Data records -
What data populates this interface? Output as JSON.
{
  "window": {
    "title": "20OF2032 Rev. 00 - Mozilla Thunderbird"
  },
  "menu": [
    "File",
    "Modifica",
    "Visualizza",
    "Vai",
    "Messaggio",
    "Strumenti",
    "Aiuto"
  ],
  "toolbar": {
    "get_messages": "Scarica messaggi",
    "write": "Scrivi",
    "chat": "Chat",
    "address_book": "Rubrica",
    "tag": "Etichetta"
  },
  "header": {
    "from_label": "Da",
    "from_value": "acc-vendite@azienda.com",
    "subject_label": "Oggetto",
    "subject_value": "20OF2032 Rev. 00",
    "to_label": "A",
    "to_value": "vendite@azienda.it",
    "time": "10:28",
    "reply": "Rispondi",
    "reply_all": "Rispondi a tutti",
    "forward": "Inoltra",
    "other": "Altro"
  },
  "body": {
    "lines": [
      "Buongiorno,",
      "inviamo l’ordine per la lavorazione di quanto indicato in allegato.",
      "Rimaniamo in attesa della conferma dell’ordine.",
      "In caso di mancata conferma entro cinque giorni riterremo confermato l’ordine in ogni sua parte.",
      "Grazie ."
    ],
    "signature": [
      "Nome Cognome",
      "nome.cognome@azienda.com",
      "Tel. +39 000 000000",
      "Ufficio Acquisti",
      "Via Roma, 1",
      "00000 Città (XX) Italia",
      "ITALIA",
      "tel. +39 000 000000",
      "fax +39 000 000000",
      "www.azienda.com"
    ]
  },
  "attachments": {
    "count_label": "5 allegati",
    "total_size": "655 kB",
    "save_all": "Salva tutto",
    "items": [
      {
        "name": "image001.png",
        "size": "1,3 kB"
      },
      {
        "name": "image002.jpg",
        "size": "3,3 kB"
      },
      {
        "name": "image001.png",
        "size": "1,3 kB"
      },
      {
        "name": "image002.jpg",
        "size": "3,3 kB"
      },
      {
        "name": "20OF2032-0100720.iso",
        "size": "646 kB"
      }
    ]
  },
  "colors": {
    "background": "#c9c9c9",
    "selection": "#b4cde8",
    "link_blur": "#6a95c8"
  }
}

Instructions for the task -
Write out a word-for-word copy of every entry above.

Exercise solution -
What data populates this interface? Output as JSON.
{
  "window": {
    "title": "20OF2032 Rev. 00 - Mozilla Thunderbird"
  },
  "menu": [
    "File",
    "Modifica",
    "Visualizza",
    "Vai",
    "Messaggio",
    "Strumenti",
    "Aiuto"
  ],
  "toolbar": {
    "get_messages": "Scarica messaggi",
    "write": "Scrivi",
    "chat": "Chat",
    "address_book": "Rubrica",
    "tag": "Etichetta"
  },
  "header": {
    "from_label": "Da",
    "from_value": "acc-vendite@azienda.com",
    "subject_label": "Oggetto",
    "subject_value": "20OF2032 Rev. 00",
    "to_label": "A",
    "to_value": "vendite@azienda.it",
    "time": "10:28",
    "reply": "Rispondi",
    "reply_all": "Rispondi a tutti",
    "forward": "Inoltra",
    "other": "Altro"
  },
  "body": {
    "lines": [
      "Buongiorno,",
      "inviamo l’ordine per la lavorazione di quanto indicato in allegato.",
      "Rimaniamo in attesa della conferma dell’ordine.",
      "In caso di mancata conferma entro cinque giorni riterremo confermato l’ordine in ogni sua parte.",
      "Grazie ."
    ],
    "signature": [
      "Nome Cognome",
      "nome.cognome@azienda.com",
      "Tel. +39 000 000000",
      "Ufficio Acquisti",
      "Via Roma, 1",
      "00000 Città (XX) Italia",
      "ITALIA",
      "tel. +39 000 000000",
      "fax +39 000 000000",
      "www.azienda.com"
    ]
  },
  "attachments": {
    "count_label": "5 allegati",
    "total_size": "655 kB",
    "save_all": "Salva tutto",
    "items": [
      {
        "name": "image001.png",
        "size": "1,3 kB"
      },
      {
        "name": "image002.jpg",
        "size": "3,3 kB"
      },
      {
        "name": "image001.png",
        "size": "1,3 kB"
      },
      {
        "name": "image002.jpg",
        "size": "3,3 kB"
      },
      {
        "name": "20OF2032-0100720.iso",
        "size": "646 kB"
      }
    ]
  },
  "colors": {
    "background": "#c9c9c9",
    "selection": "#b4cde8",
    "link_blur": "#6a95c8"
  }
}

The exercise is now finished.